To be “totally” disabled, the individual must be substantially prevented by reason of a permanent
impairment from engaging in a useful occupation within his competence.
The impairment must result in such a lack of ability to perform significant functions
as to substantially prevent performance of activities required by a useful occupation
for which the individual is qualified. The individual does not have to be completely
helpless. The fact that the individual is unable to carry out his last or usual occupation
does not in itself qualify him as totally disabled. The occupation must be one for
which he is qualified by age, training, education, work experience, or natural ability.
Total disability does not involve consideration of how long the individual will be
unable to engage in a useful occupation. Even though the impairment meets the definition
of “permanent,” a finding of total disability is possible even though treatment or training might
later make possible the performance of a useful occupation.
The determination of total disability will be made on the facts of each case. This
will require evaluation of the severity of the impairment, and of its effect on the
individual, and finally, consideration of the individual's abilities so that it can
be determined whether there remains a capacity to engage in a useful occupation. Thus,
with two individuals having the same impairment of a like degree of severity, one
may be totally disabled and the other not totally disabled because of variations in
Various borderline emotional and psychiatric conditions should be looked into with
increased individualization of the patient and with particular attention given to
how “totally” disabled the person is in light of his social situation, past and present, including
built-in obstacles to emotional recovery including evaluation of past successes and
failures as evidenced by school and work histories, strong or weak marital relationships,
etc. The degree of disability is very difficult to evaluate in this area so that each
case needs to be evaluated independently on its own merits.
An impairment may be more limiting for an older person than for a younger person since,
in addition to its influence on the permanence of the impairment, the aging process
also affects psychological adaptability, general health, speed and efficiency.

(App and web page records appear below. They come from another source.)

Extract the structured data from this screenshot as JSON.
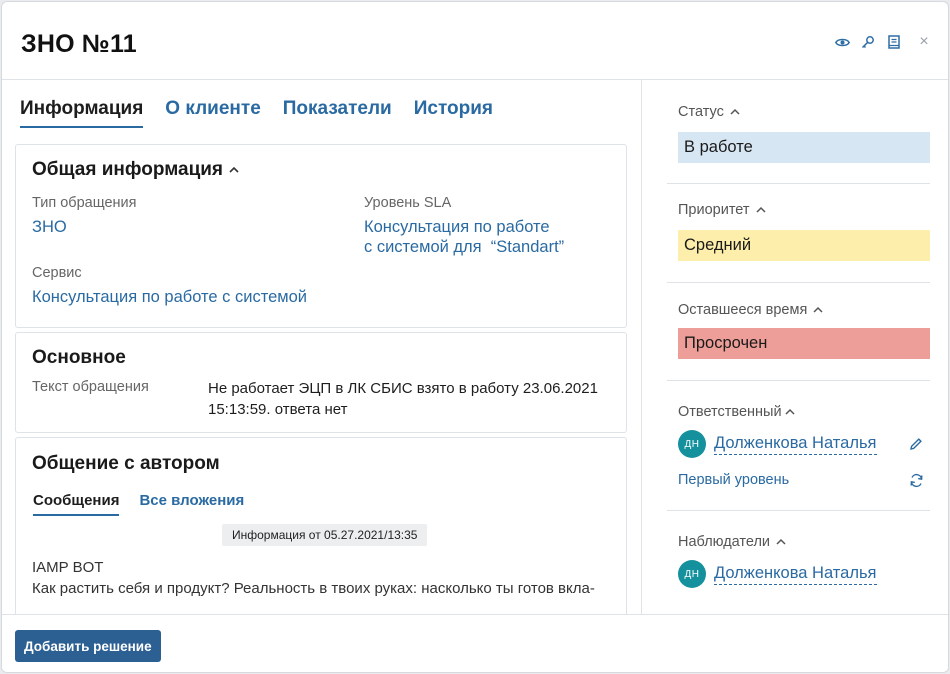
{
  "header": {
    "title": "ЗНО №11",
    "icons": [
      "eye-icon",
      "key-icon",
      "book-icon",
      "close-icon"
    ],
    "close_glyph": "×"
  },
  "tabs": [
    {
      "label": "Информация",
      "active": true
    },
    {
      "label": "О клиенте",
      "active": false
    },
    {
      "label": "Показатели",
      "active": false
    },
    {
      "label": "История",
      "active": false
    }
  ],
  "general": {
    "title": "Общая информация",
    "type_label": "Тип обращения",
    "type_value": "ЗНО",
    "sla_label": "Уровень SLA",
    "sla_value_line1": "Консультация по работе",
    "sla_value_line2": "с системой для  “Standart”",
    "service_label": "Сервис",
    "service_value": "Консультация по работе с системой"
  },
  "main": {
    "title": "Основное",
    "text_label": "Текст обращения",
    "text_line1": "Не работает ЭЦП в ЛК СБИС взято в работу 23.06.2021",
    "text_line2": "15:13:59. ответа нет"
  },
  "communication": {
    "title": "Общение с автором",
    "tabs": [
      {
        "label": "Сообщения",
        "active": true
      },
      {
        "label": "Все вложения",
        "active": false
      }
    ],
    "chip": "Информация от 05.27.2021/13:35",
    "author": "IAMP BOT",
    "message": "Как растить себя и продукт? Реальность в твоих руках: насколько ты готов вкла-"
  },
  "sidebar": {
    "status_label": "Статус",
    "status_value": "В работе",
    "priority_label": "Приоритет",
    "priority_value": "Средний",
    "remaining_label": "Оставшееся время",
    "remaining_value": "Просрочен",
    "responsible_label": "Ответственный",
    "responsible_initials": "ДН",
    "responsible_name": "Долженкова Наталья",
    "responsible_level": "Первый уровень",
    "watchers_label": "Наблюдатели",
    "watcher_initials": "ДН",
    "watcher_name": "Долженкова Наталья"
  },
  "colors": {
    "status": "#d6e6f3",
    "priority": "#fdeeab",
    "remaining": "#ee9e98",
    "accent": "#2a6aa2",
    "button": "#2c5f92",
    "avatar": "#15919e"
  },
  "footer": {
    "primary_button": "Добавить решение"
  }
}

The
amount of training and education a person has is a factor in determining his adapt-ability
to other occupations when he is unable to continue his usual occupation. An individual

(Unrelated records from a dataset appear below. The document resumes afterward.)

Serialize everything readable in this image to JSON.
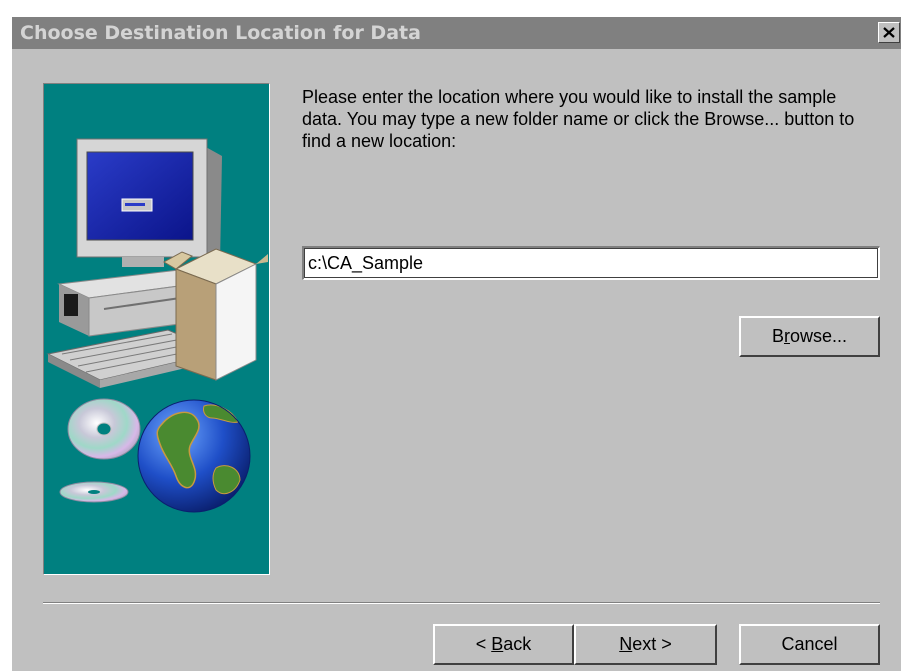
{
  "window": {
    "title": "Choose Destination Location for Data"
  },
  "content": {
    "instructions": "Please enter the location where you would like to install the sample data.  You may type a new folder name or click the Browse... button to find a new location:",
    "path_value": "c:\\CA_Sample"
  },
  "buttons": {
    "browse": {
      "prefix": "B",
      "mnemonic": "r",
      "suffix": "owse..."
    },
    "back": {
      "prefix": "< ",
      "mnemonic": "B",
      "suffix": "ack"
    },
    "next": {
      "prefix": "",
      "mnemonic": "N",
      "suffix": "ext >"
    },
    "cancel": "Cancel"
  },
  "icons": {
    "close": "close-icon",
    "illustration": [
      "computer-icon",
      "software-box-icon",
      "cd-icon",
      "globe-icon"
    ]
  },
  "colors": {
    "dialog_bg": "#c0c0c0",
    "titlebar_inactive": "#808080",
    "panel_teal": "#008080"
  }
}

who all his life has done simple unskilled work may find it difficult to adjust to
a different occupation if he acquires a handicap that prevents him from carrying on

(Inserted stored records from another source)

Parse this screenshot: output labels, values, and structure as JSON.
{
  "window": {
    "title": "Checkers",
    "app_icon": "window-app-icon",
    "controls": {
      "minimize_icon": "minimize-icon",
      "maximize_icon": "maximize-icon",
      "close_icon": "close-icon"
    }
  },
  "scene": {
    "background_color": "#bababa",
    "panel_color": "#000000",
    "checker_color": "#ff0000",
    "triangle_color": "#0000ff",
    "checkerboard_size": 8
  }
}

the work in which he is experienced. Experience in unskilled work only, especially
when paired with limited education, may indicate limited vocational adaptability.
On the other hand, a trained person with varied work experience very often is able
to make vocational adjustments.